The Constitution is not self-enforcing because it was never designed to operate that way. Nor was it designed to be turned over to a particular class of people, judges or politicians for example, who would be its designated guardians.

Throughout history, every new American citizen and every public servant, from the poorest immigrant and the lowliest private in the Army, to the President of the United States, has taken an oath, not to judges or politicians, but to protect and defend the Constitution.

And if the Constitution is to be defended in peacetime, it must be defended from judges and politicians, who are the most likely to preside over any transgressions.

As an emigrant from Germany when Hitler came to power, Albert Einstein abhorred the notion that our Constitution could ever be self-enforcing. Germany had been a constitutional republic, not unlike our own, when Hitler rose to power.
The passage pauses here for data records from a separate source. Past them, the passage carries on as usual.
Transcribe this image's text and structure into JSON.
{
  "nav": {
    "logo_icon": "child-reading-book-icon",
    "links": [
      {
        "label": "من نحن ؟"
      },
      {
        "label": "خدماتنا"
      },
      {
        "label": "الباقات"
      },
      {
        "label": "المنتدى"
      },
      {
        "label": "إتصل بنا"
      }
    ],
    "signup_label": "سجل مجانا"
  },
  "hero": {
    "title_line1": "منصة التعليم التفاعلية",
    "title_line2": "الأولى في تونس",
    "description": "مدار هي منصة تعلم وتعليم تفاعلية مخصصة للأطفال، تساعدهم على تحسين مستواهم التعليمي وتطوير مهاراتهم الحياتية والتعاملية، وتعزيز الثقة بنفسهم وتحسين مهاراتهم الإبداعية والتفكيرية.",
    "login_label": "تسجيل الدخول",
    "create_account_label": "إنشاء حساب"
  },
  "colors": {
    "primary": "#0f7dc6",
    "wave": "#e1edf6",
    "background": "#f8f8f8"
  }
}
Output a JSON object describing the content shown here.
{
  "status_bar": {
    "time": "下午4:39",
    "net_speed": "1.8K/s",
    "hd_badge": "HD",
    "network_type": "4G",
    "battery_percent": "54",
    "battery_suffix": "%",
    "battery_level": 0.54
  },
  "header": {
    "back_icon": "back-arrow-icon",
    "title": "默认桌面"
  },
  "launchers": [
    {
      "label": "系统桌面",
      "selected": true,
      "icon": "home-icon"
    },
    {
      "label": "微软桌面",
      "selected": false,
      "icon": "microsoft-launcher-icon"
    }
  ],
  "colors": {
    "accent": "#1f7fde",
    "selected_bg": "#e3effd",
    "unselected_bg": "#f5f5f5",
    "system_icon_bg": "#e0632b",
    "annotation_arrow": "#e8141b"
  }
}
The following exchange, taken from a collection of his personal papers, offers a keen view of how the Constitution actually works:

Question:  What in your view are the particular responsibilities of a citizen at this time in the defense of our traditional freedoms as expressed in our Bill of Rights?

Albert Einstein:  The strength of the Constitution lies entirely in the determination of each citizen to defend it.  Only if every single citizen feels duty bound to do his share in this defense are the constitutional rights secure.  Thus, a duty is imposed on everyone which no one must evade, notwithstanding risks and dangers for him and his family.

So, is the Constitution strong enough to stop Big Brother?

That depends entirely on our determination to both understand and defend it. And that doesn’t just happen on Election Day. It happens every day.

Einstein asks each of us, have you done your part in the defense of our constitutional rights?

Have you? If you don’t have a good answer, or you would simply like your answer to be better, I would encourage you to reach out to someone who is daily on the front lines defending those rights. Attend a training event in your local area to learn more about what you can personally do to contribute. My rights hang in the balance. So do yours.

If you are in my neck of the woods, I hope to see you at the training event in Big Lake this Saturday. Social distancing will be practiced by all.

The business of distinguishing bad government policy from actual tyranny, and opposing each effectively, is too big a task for any of us to do alone. The good news is that we were never meant to, and there are more Americans willing to shoulder their part of the load today than at any time in my lifetime. And for that I am truly grateful.

Rep. David Eastman has served in the Alaska State House representing the Mat-Su since 2017; He ran on a platform of fighting for genuine conservative reform, fiscally and socially, and remains committed to delivering on that promise.


*Photo by Clay Banks on Unsplash